▶ BRIEF: With pictures removed, the data below should be returned exactly.

[Saved data entries]
_ _ _ _

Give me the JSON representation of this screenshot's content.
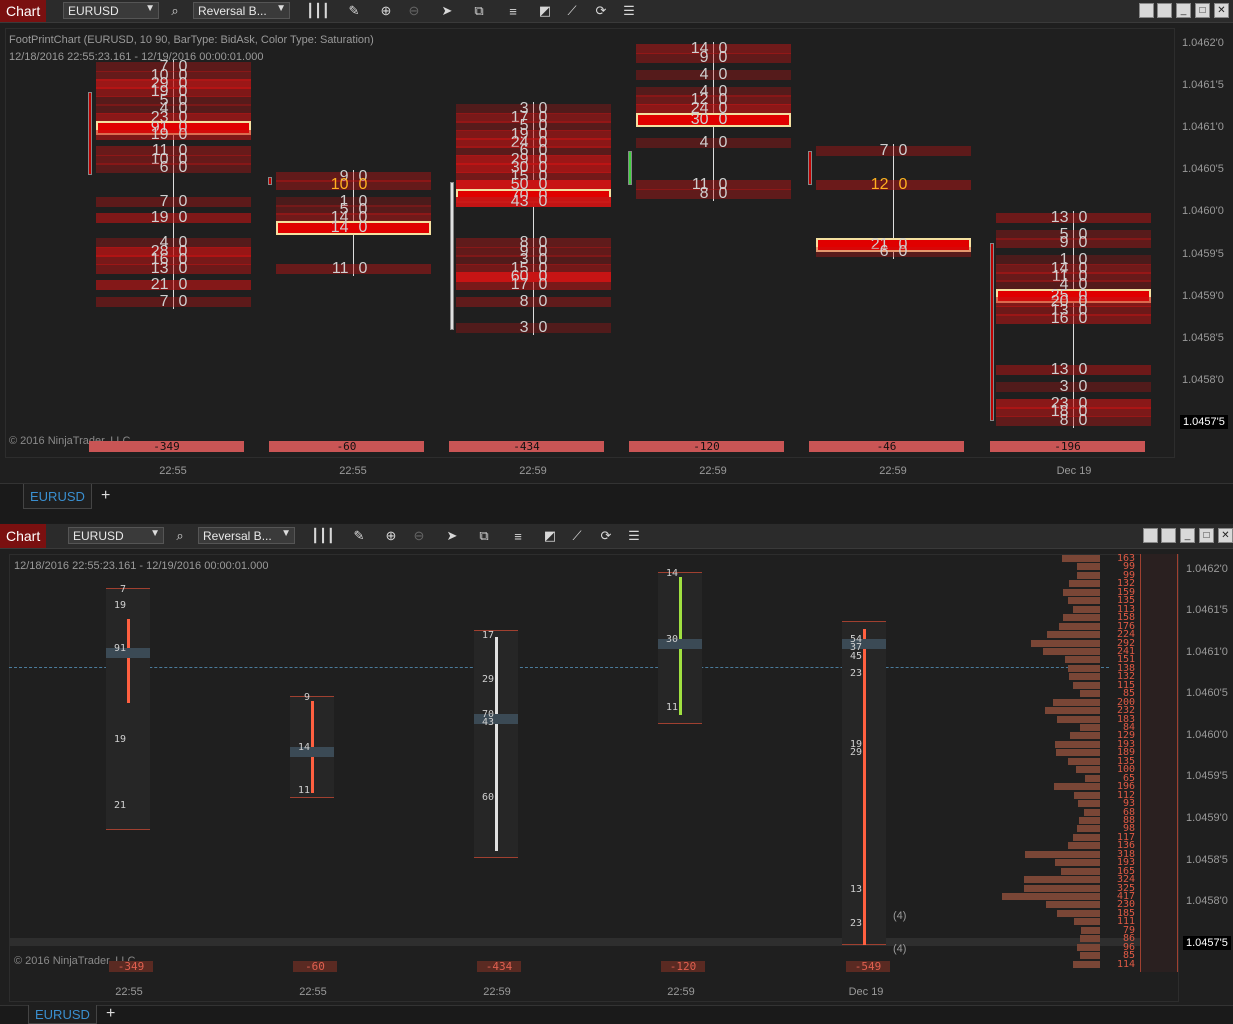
{
  "top_window": {
    "title": "Chart",
    "instrument": "EURUSD",
    "bar_type": "Reversal B...",
    "info_line1": "FootPrintChart (EURUSD, 10 90, BarType: BidAsk, Color Type: Saturation)",
    "info_line2": "12/18/2016 22:55:23.161 - 12/19/2016 00:00:01.000",
    "copyright": "© 2016 NinjaTrader, LLC",
    "price_labels": [
      "1.0462'0",
      "1.0461'5",
      "1.0461'0",
      "1.0460'5",
      "1.0460'0",
      "1.0459'5",
      "1.0459'0",
      "1.0458'5",
      "1.0458'0"
    ],
    "last_price": "1.0457'5",
    "time_labels": [
      "22:55",
      "22:55",
      "22:59",
      "22:59",
      "22:59",
      "Dec 19"
    ],
    "deltas": [
      "-349",
      "-60",
      "-434",
      "-120",
      "-46",
      "-196"
    ],
    "tab_label": "EURUSD",
    "bars": [
      {
        "rows": [
          [
            "7",
            "0"
          ],
          [
            "10",
            "0"
          ],
          [
            "29",
            "0"
          ],
          [
            "19",
            "0"
          ],
          [
            "5",
            "0"
          ],
          [
            "4",
            "0"
          ],
          [
            "23",
            "0"
          ],
          [
            "91",
            "0"
          ],
          [
            "19",
            "0"
          ],
          [
            "11",
            "0"
          ],
          [
            "10",
            "0"
          ],
          [
            "6",
            "0"
          ],
          [
            "7",
            "0"
          ],
          [
            "19",
            "0"
          ],
          [
            "4",
            "0"
          ],
          [
            "28",
            "0"
          ],
          [
            "16",
            "0"
          ],
          [
            "13",
            "0"
          ],
          [
            "21",
            "0"
          ],
          [
            "7",
            "0"
          ]
        ]
      },
      {
        "rows": [
          [
            "9",
            "0"
          ],
          [
            "10",
            "0"
          ],
          [
            "1",
            "0"
          ],
          [
            "5",
            "0"
          ],
          [
            "14",
            "0"
          ],
          [
            "14",
            "0"
          ],
          [
            "11",
            "0"
          ]
        ]
      },
      {
        "rows": [
          [
            "3",
            "0"
          ],
          [
            "17",
            "0"
          ],
          [
            "5",
            "0"
          ],
          [
            "19",
            "0"
          ],
          [
            "24",
            "0"
          ],
          [
            "6",
            "0"
          ],
          [
            "29",
            "0"
          ],
          [
            "30",
            "0"
          ],
          [
            "15",
            "0"
          ],
          [
            "50",
            "0"
          ],
          [
            "70",
            "0"
          ],
          [
            "43",
            "0"
          ],
          [
            "8",
            "0"
          ],
          [
            "9",
            "0"
          ],
          [
            "3",
            "0"
          ],
          [
            "15",
            "0"
          ],
          [
            "60",
            "0"
          ],
          [
            "17",
            "0"
          ],
          [
            "8",
            "0"
          ],
          [
            "3",
            "0"
          ]
        ]
      },
      {
        "rows": [
          [
            "14",
            "0"
          ],
          [
            "9",
            "0"
          ],
          [
            "4",
            "0"
          ],
          [
            "4",
            "0"
          ],
          [
            "12",
            "0"
          ],
          [
            "24",
            "0"
          ],
          [
            "30",
            "0"
          ],
          [
            "4",
            "0"
          ],
          [
            "11",
            "0"
          ],
          [
            "8",
            "0"
          ]
        ]
      },
      {
        "rows": [
          [
            "7",
            "0"
          ],
          [
            "12",
            "0"
          ],
          [
            "21",
            "0"
          ],
          [
            "6",
            "0"
          ]
        ]
      },
      {
        "rows": [
          [
            "13",
            "0"
          ],
          [
            "5",
            "0"
          ],
          [
            "9",
            "0"
          ],
          [
            "1",
            "0"
          ],
          [
            "14",
            "0"
          ],
          [
            "11",
            "0"
          ],
          [
            "4",
            "0"
          ],
          [
            "25",
            "0"
          ],
          [
            "20",
            "0"
          ],
          [
            "13",
            "0"
          ],
          [
            "16",
            "0"
          ],
          [
            "13",
            "0"
          ],
          [
            "3",
            "0"
          ],
          [
            "23",
            "0"
          ],
          [
            "18",
            "0"
          ],
          [
            "8",
            "0"
          ]
        ]
      }
    ]
  },
  "bottom_window": {
    "title": "Chart",
    "instrument": "EURUSD",
    "bar_type": "Reversal B...",
    "info_line": "12/18/2016 22:55:23.161 - 12/19/2016 00:00:01.000",
    "copyright": "© 2016 NinjaTrader, LLC",
    "price_labels": [
      "1.0462'0",
      "1.0461'5",
      "1.0461'0",
      "1.0460'5",
      "1.0460'0",
      "1.0459'5",
      "1.0459'0",
      "1.0458'5",
      "1.0458'0"
    ],
    "last_price": "1.0457'5",
    "time_labels": [
      "22:55",
      "22:55",
      "22:59",
      "22:59",
      "Dec 19"
    ],
    "deltas": [
      "-349",
      "-60",
      "-434",
      "-120",
      "-549"
    ],
    "annotations": [
      "(4)",
      "(4)"
    ],
    "tab_label": "EURUSD",
    "volume_profile": [
      "163",
      "99",
      "99",
      "132",
      "159",
      "135",
      "113",
      "158",
      "176",
      "224",
      "292",
      "241",
      "151",
      "138",
      "132",
      "115",
      "85",
      "200",
      "232",
      "183",
      "84",
      "129",
      "193",
      "189",
      "135",
      "100",
      "65",
      "196",
      "112",
      "93",
      "68",
      "88",
      "98",
      "117",
      "136",
      "318",
      "193",
      "165",
      "324",
      "325",
      "417",
      "230",
      "185",
      "111",
      "79",
      "86",
      "96",
      "85",
      "114"
    ]
  },
  "colors": {
    "accent_red": "#c00000",
    "tab_blue": "#3a8fd0",
    "delta_bg": "#c95555",
    "profile": "#7a4636"
  }
}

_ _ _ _

▶ ANSWER TO THIS TASK:
Give me the JSON representation of this screenshot's content.
{
  "top_window": {
    "title": "Chart",
    "instrument": "EURUSD",
    "bar_type": "Reversal B...",
    "info_line1": "FootPrintChart (EURUSD, 10 90, BarType: BidAsk, Color Type: Saturation)",
    "info_line2": "12/18/2016 22:55:23.161 - 12/19/2016 00:00:01.000",
    "copyright": "© 2016 NinjaTrader, LLC",
    "price_labels": [
      "1.0462'0",
      "1.0461'5",
      "1.0461'0",
      "1.0460'5",
      "1.0460'0",
      "1.0459'5",
      "1.0459'0",
      "1.0458'5",
      "1.0458'0"
    ],
    "last_price": "1.0457'5",
    "time_labels": [
      "22:55",
      "22:55",
      "22:59",
      "22:59",
      "22:59",
      "Dec 19"
    ],
    "deltas": [
      "-349",
      "-60",
      "-434",
      "-120",
      "-46",
      "-196"
    ],
    "tab_label": "EURUSD",
    "bars": [
      {
        "rows": [
          [
            "7",
            "0"
          ],
          [
            "10",
            "0"
          ],
          [
            "29",
            "0"
          ],
          [
            "19",
            "0"
          ],
          [
            "5",
            "0"
          ],
          [
            "4",
            "0"
          ],
          [
            "23",
            "0"
          ],
          [
            "91",
            "0"
          ],
          [
            "19",
            "0"
          ],
          [
            "11",
            "0"
          ],
          [
            "10",
            "0"
          ],
          [
            "6",
            "0"
          ],
          [
            "7",
            "0"
          ],
          [
            "19",
            "0"
          ],
          [
            "4",
            "0"
          ],
          [
            "28",
            "0"
          ],
          [
            "16",
            "0"
          ],
          [
            "13",
            "0"
          ],
          [
            "21",
            "0"
          ],
          [
            "7",
            "0"
          ]
        ]
      },
      {
        "rows": [
          [
            "9",
            "0"
          ],
          [
            "10",
            "0"
          ],
          [
            "1",
            "0"
          ],
          [
            "5",
            "0"
          ],
          [
            "14",
            "0"
          ],
          [
            "14",
            "0"
          ],
          [
            "11",
            "0"
          ]
        ]
      },
      {
        "rows": [
          [
            "3",
            "0"
          ],
          [
            "17",
            "0"
          ],
          [
            "5",
            "0"
          ],
          [
            "19",
            "0"
          ],
          [
            "24",
            "0"
          ],
          [
            "6",
            "0"
          ],
          [
            "29",
            "0"
          ],
          [
            "30",
            "0"
          ],
          [
            "15",
            "0"
          ],
          [
            "50",
            "0"
          ],
          [
            "70",
            "0"
          ],
          [
            "43",
            "0"
          ],
          [
            "8",
            "0"
          ],
          [
            "9",
            "0"
          ],
          [
            "3",
            "0"
          ],
          [
            "15",
            "0"
          ],
          [
            "60",
            "0"
          ],
          [
            "17",
            "0"
          ],
          [
            "8",
            "0"
          ],
          [
            "3",
            "0"
          ]
        ]
      },
      {
        "rows": [
          [
            "14",
            "0"
          ],
          [
            "9",
            "0"
          ],
          [
            "4",
            "0"
          ],
          [
            "4",
            "0"
          ],
          [
            "12",
            "0"
          ],
          [
            "24",
            "0"
          ],
          [
            "30",
            "0"
          ],
          [
            "4",
            "0"
          ],
          [
            "11",
            "0"
          ],
          [
            "8",
            "0"
          ]
        ]
      },
      {
        "rows": [
          [
            "7",
            "0"
          ],
          [
            "12",
            "0"
          ],
          [
            "21",
            "0"
          ],
          [
            "6",
            "0"
          ]
        ]
      },
      {
        "rows": [
          [
            "13",
            "0"
          ],
          [
            "5",
            "0"
          ],
          [
            "9",
            "0"
          ],
          [
            "1",
            "0"
          ],
          [
            "14",
            "0"
          ],
          [
            "11",
            "0"
          ],
          [
            "4",
            "0"
          ],
          [
            "25",
            "0"
          ],
          [
            "20",
            "0"
          ],
          [
            "13",
            "0"
          ],
          [
            "16",
            "0"
          ],
          [
            "13",
            "0"
          ],
          [
            "3",
            "0"
          ],
          [
            "23",
            "0"
          ],
          [
            "18",
            "0"
          ],
          [
            "8",
            "0"
          ]
        ]
      }
    ]
  },
  "bottom_window": {
    "title": "Chart",
    "instrument": "EURUSD",
    "bar_type": "Reversal B...",
    "info_line": "12/18/2016 22:55:23.161 - 12/19/2016 00:00:01.000",
    "copyright": "© 2016 NinjaTrader, LLC",
    "price_labels": [
      "1.0462'0",
      "1.0461'5",
      "1.0461'0",
      "1.0460'5",
      "1.0460'0",
      "1.0459'5",
      "1.0459'0",
      "1.0458'5",
      "1.0458'0"
    ],
    "last_price": "1.0457'5",
    "time_labels": [
      "22:55",
      "22:55",
      "22:59",
      "22:59",
      "Dec 19"
    ],
    "deltas": [
      "-349",
      "-60",
      "-434",
      "-120",
      "-549"
    ],
    "annotations": [
      "(4)",
      "(4)"
    ],
    "tab_label": "EURUSD",
    "volume_profile": [
      "163",
      "99",
      "99",
      "132",
      "159",
      "135",
      "113",
      "158",
      "176",
      "224",
      "292",
      "241",
      "151",
      "138",
      "132",
      "115",
      "85",
      "200",
      "232",
      "183",
      "84",
      "129",
      "193",
      "189",
      "135",
      "100",
      "65",
      "196",
      "112",
      "93",
      "68",
      "88",
      "98",
      "117",
      "136",
      "318",
      "193",
      "165",
      "324",
      "325",
      "417",
      "230",
      "185",
      "111",
      "79",
      "86",
      "96",
      "85",
      "114"
    ]
  },
  "colors": {
    "accent_red": "#c00000",
    "tab_blue": "#3a8fd0",
    "delta_bg": "#c95555",
    "profile": "#7a4636"
  }
}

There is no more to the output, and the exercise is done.